As we edge into the longed-for Easter Bank Holiday weekend, whilst many of us will be looking forward to taking countryside drives, family days out or even a long weekend away, it is necessary to bear in mind that the roads will become much busier at this time of year, and therefore much more dangerous.

Here are Britannia’s top tips to avoid the Bank Holiday Mayhem:

Plan your journey. If you are going for a drive, try to avoid roads with heavy congestion, such as motorways at rush hour or main roads into town and city centres.

Prepare well. Whilst this is a vital precaution for all journeys, this goes double for Bank Holidays. Perform your pre-flight checks before any long journey – this includes oil, petrol, water, electrics, lights, brakes, the works.

Drive respectfully. While other drivers may be driving erratically in the summer sun or ignoring any sense of road etiquette, drive respectfully to other drivers and they will be much more likely to drive respectfully to you.

Safe driving this Bank Holiday Weekend from Britannia!

What are your thoughts on this article? Sound off in the comments section below!

Comments(0)

April 17, 2014
The New Standards Check

The Check Test has been updated into the new Standards Check on 7th April, which with it brings a new grading system.

The standards check involves the driving examiner accompanying and observing the ADI on a normal one hour lesson. It is purely a practical in-car assessment and no off-road or classroom alternatives will be offered.

The typical scenarios that you might be assessed for include: inexperienced learner, experienced learner, new full licence holder and experienced full licence holder.

The assessment looks at 3 broad areas: lesson planning, risk management, teaching and learning strategies.

To pass the ADI must:

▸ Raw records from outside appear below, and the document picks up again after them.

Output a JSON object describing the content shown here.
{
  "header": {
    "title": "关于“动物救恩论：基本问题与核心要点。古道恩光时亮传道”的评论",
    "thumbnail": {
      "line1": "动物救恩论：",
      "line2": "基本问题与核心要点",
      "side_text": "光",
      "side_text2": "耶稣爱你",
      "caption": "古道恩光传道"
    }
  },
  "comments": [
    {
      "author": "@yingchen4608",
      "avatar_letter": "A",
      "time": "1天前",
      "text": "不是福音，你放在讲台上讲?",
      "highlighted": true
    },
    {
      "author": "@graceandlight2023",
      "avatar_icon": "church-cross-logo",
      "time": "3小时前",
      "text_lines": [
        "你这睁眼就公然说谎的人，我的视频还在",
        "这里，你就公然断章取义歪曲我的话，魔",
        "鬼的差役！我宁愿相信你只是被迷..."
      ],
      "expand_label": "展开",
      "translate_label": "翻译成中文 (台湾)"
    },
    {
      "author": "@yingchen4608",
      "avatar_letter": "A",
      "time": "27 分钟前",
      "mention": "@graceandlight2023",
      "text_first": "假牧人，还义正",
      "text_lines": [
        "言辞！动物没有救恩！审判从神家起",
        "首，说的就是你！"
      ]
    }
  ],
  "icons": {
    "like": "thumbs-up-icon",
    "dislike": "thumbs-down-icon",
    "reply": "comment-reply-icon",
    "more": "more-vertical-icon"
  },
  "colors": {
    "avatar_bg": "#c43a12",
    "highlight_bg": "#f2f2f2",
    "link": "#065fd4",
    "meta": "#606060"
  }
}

– Actively recognise the need to understand the pupil’s experience and background
– Ask suitable questions
– Encourage the pupil to talk about their goals, concerns etc. and actively listen to what the pupil has to say
– Understand the significant of what they say
– Recognise other indications, e.g. body language, that the pupil is trying to express something but perhaps cannot find the right words

You have the opportunity to gain up to 51 marks which will dictate your final grade.

What are your thoughts on the replacement of the Check Test with the Standards Check? Send your views to Britannia Driving School by using the comments link below:

Comments(1)